• **PROBLEM STATEMENT**: In the listing below, which lines contain the string "ԱՄՍԱԿԱՆ"? Copy them all.

"""

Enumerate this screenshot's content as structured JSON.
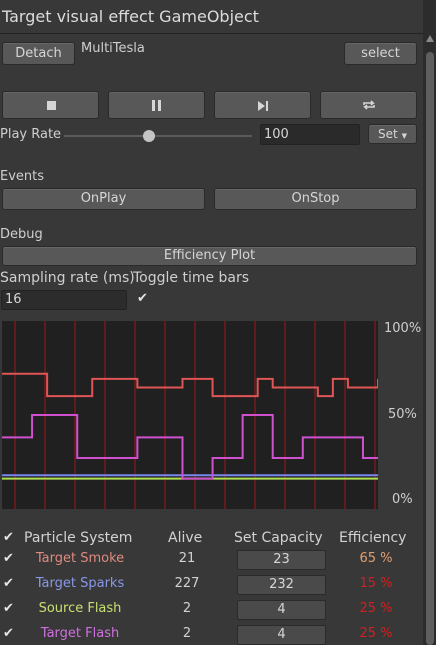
{
  "window": {
    "title": "Target visual effect GameObject"
  },
  "header": {
    "detach_label": "Detach",
    "target_name": "MultiTesla",
    "select_label": "select"
  },
  "playback": {
    "icons": [
      "stop-icon",
      "pause-icon",
      "step-icon",
      "restart-icon"
    ],
    "play_rate_label": "Play Rate",
    "play_rate_value": "100",
    "slider_value_fraction": 0.45,
    "set_label": "Set"
  },
  "events": {
    "label": "Events",
    "on_play": "OnPlay",
    "on_stop": "OnStop"
  },
  "debug": {
    "label": "Debug",
    "mode_button": "Efficiency Plot",
    "sampling_label": "Sampling rate (ms)",
    "sampling_value": "16",
    "toggle_label": "Toggle time bars",
    "toggle_checked": true
  },
  "chart_data": {
    "type": "line",
    "y_tick_labels": [
      "100%",
      "50%",
      "0%"
    ],
    "ylim": [
      0,
      100
    ],
    "grid": "vertical red lines",
    "series": [
      {
        "name": "Target Smoke",
        "color": "#e05555",
        "x": [
          0,
          1,
          2,
          3,
          4,
          5,
          6,
          7,
          8,
          9,
          10,
          11,
          12,
          13,
          14,
          15,
          16,
          17,
          18,
          19,
          20,
          21,
          22,
          23,
          24,
          25
        ],
        "values": [
          74,
          74,
          74,
          61,
          61,
          61,
          71,
          71,
          71,
          66,
          66,
          66,
          71,
          71,
          61,
          61,
          61,
          71,
          66,
          66,
          66,
          61,
          71,
          66,
          66,
          71
        ]
      },
      {
        "name": "Target Sparks",
        "color": "#7a86f0",
        "x": [
          0,
          1,
          2,
          3,
          4,
          5,
          6,
          7,
          8,
          9,
          10,
          11,
          12,
          13,
          14,
          15,
          16,
          17,
          18,
          19,
          20,
          21,
          22,
          23,
          24,
          25
        ],
        "values": [
          15,
          15,
          15,
          15,
          15,
          15,
          15,
          15,
          15,
          15,
          15,
          15,
          15,
          15,
          15,
          15,
          15,
          15,
          15,
          15,
          15,
          15,
          15,
          15,
          15,
          15
        ]
      },
      {
        "name": "Source Flash",
        "color": "#b0e050",
        "x": [
          0,
          1,
          2,
          3,
          4,
          5,
          6,
          7,
          8,
          9,
          10,
          11,
          12,
          13,
          14,
          15,
          16,
          17,
          18,
          19,
          20,
          21,
          22,
          23,
          24,
          25
        ],
        "values": [
          13,
          13,
          13,
          13,
          13,
          13,
          13,
          13,
          13,
          13,
          13,
          13,
          13,
          13,
          13,
          13,
          13,
          13,
          13,
          13,
          13,
          13,
          13,
          13,
          13,
          13
        ]
      },
      {
        "name": "Target Flash",
        "color": "#d050d0",
        "x": [
          0,
          1,
          2,
          3,
          4,
          5,
          6,
          7,
          8,
          9,
          10,
          11,
          12,
          13,
          14,
          15,
          16,
          17,
          18,
          19,
          20,
          21,
          22,
          23,
          24,
          25
        ],
        "values": [
          37,
          37,
          50,
          50,
          50,
          25,
          25,
          25,
          25,
          37,
          37,
          37,
          13,
          13,
          25,
          25,
          50,
          50,
          25,
          25,
          37,
          37,
          37,
          37,
          25,
          25
        ]
      }
    ]
  },
  "table": {
    "headers": {
      "system": "Particle System",
      "alive": "Alive",
      "capacity": "Set Capacity",
      "efficiency": "Efficiency"
    },
    "rows": [
      {
        "name": "Target Smoke",
        "alive": "21",
        "capacity": "23",
        "efficiency": "65 %",
        "name_color": "#e08a80",
        "eff_color": "#e0a070"
      },
      {
        "name": "Target Sparks",
        "alive": "227",
        "capacity": "232",
        "efficiency": "15 %",
        "name_color": "#8898e8",
        "eff_color": "#d02020"
      },
      {
        "name": "Source Flash",
        "alive": "2",
        "capacity": "4",
        "efficiency": "25 %",
        "name_color": "#c8e070",
        "eff_color": "#d02020"
      },
      {
        "name": "Target Flash",
        "alive": "2",
        "capacity": "4",
        "efficiency": "25 %",
        "name_color": "#d070e0",
        "eff_color": "#d02020"
      }
    ]
  }
}
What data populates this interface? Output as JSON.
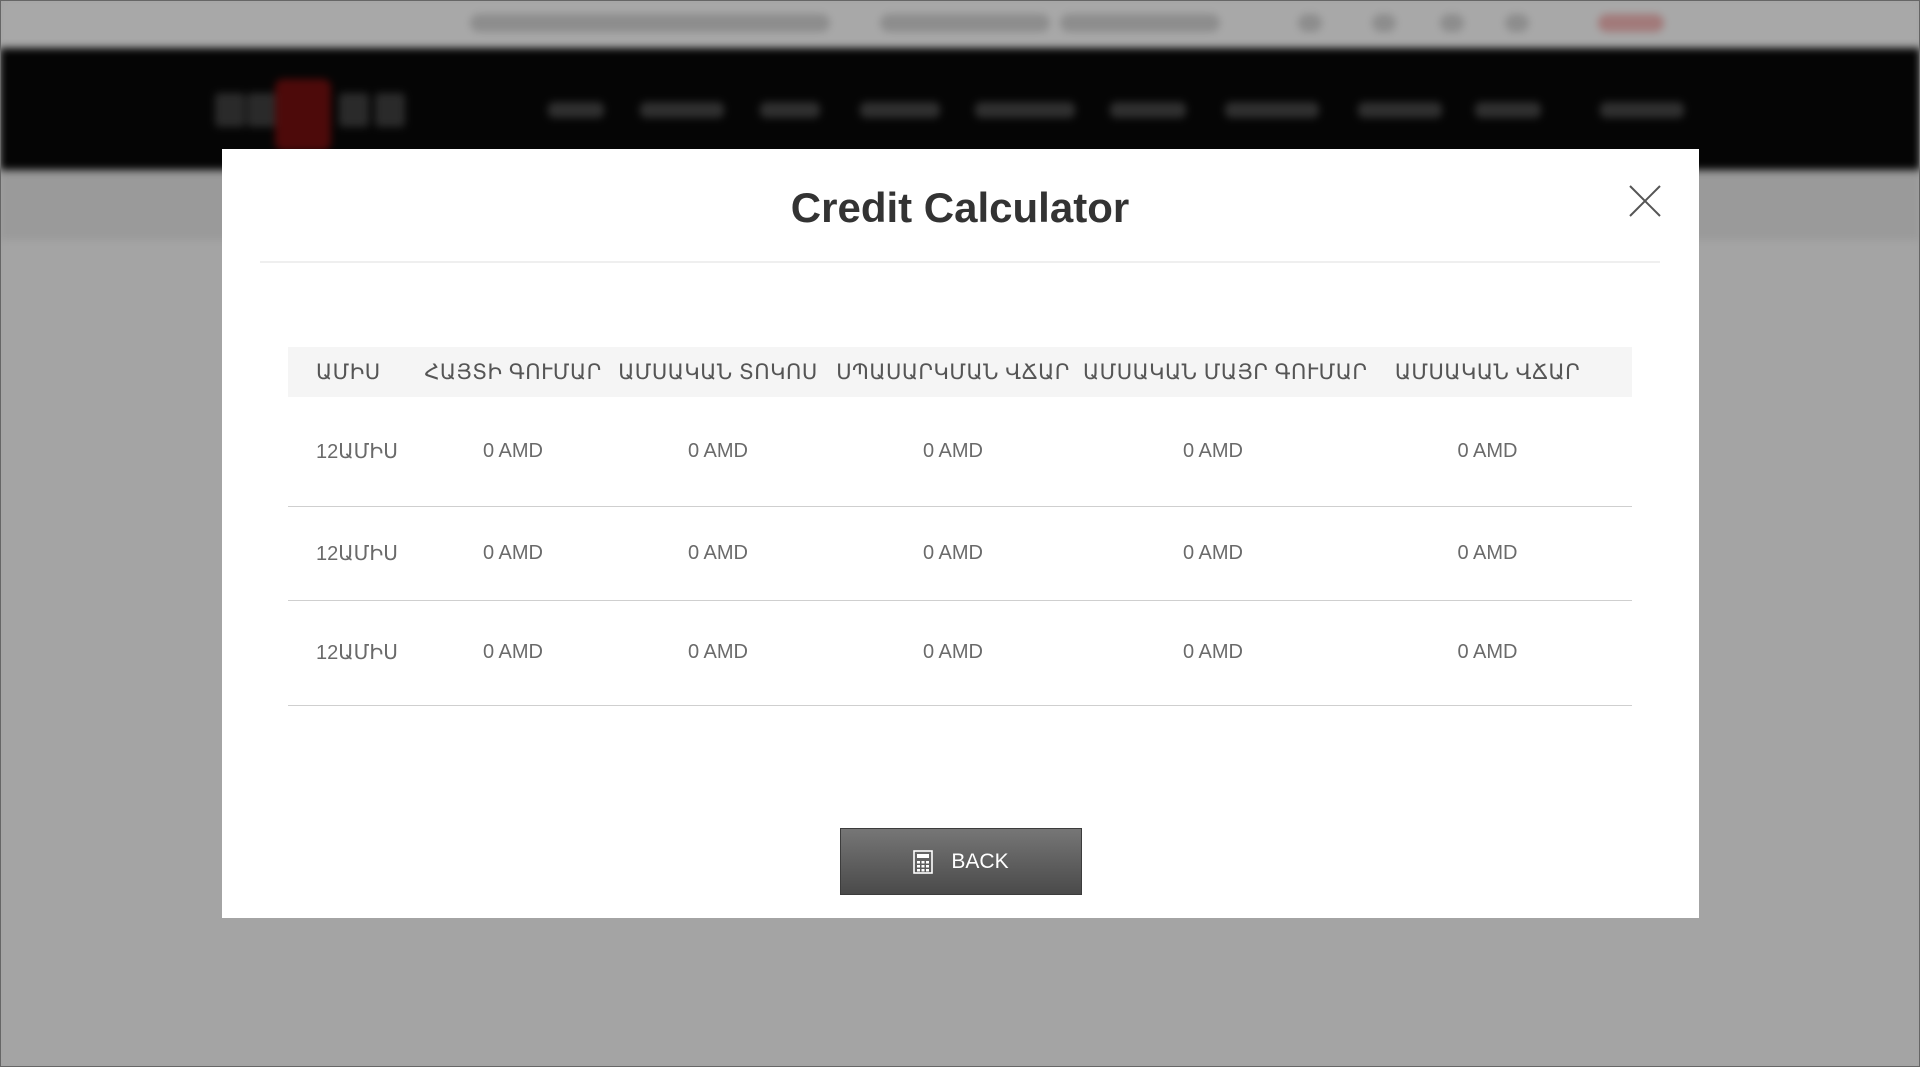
{
  "modal": {
    "title": "Credit Calculator",
    "close_icon": "close-icon",
    "back_label": "BACK",
    "back_icon": "calculator-icon"
  },
  "table": {
    "headers": [
      "ԱՄԻՍ",
      "ՀԱՅՏԻ ԳՈՒՄԱՐ",
      "ԱՄՍԱԿԱՆ ՏՈԿՈՍ",
      "ՍՊԱՍԱՐԿՄԱՆ ՎՃԱՐ",
      "ԱՄՍԱԿԱՆ ՄԱՅՐ ԳՈՒՄԱՐ",
      "ԱՄՍԱԿԱՆ ՎՃԱՐ"
    ],
    "rows": [
      [
        "12ԱՄԻՍ",
        "0 AMD",
        "0 AMD",
        "0 AMD",
        "0 AMD",
        "0 AMD"
      ],
      [
        "12ԱՄԻՍ",
        "0 AMD",
        "0 AMD",
        "0 AMD",
        "0 AMD",
        "0 AMD"
      ],
      [
        "12ԱՄԻՍ",
        "0 AMD",
        "0 AMD",
        "0 AMD",
        "0 AMD",
        "0 AMD"
      ]
    ]
  },
  "colors": {
    "backdrop": "#a4a4a4",
    "header_bg": "#050505",
    "button_bg": "#5a5a5a"
  }
}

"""

• **TASK SOLUTION**:
      "ԱՄՍԱԿԱՆ ՏՈԿՈՍ",
      "ԱՄՍԱԿԱՆ ՄԱՅՐ ԳՈՒՄԱՐ",
      "ԱՄՍԱԿԱՆ ՎՃԱՐ"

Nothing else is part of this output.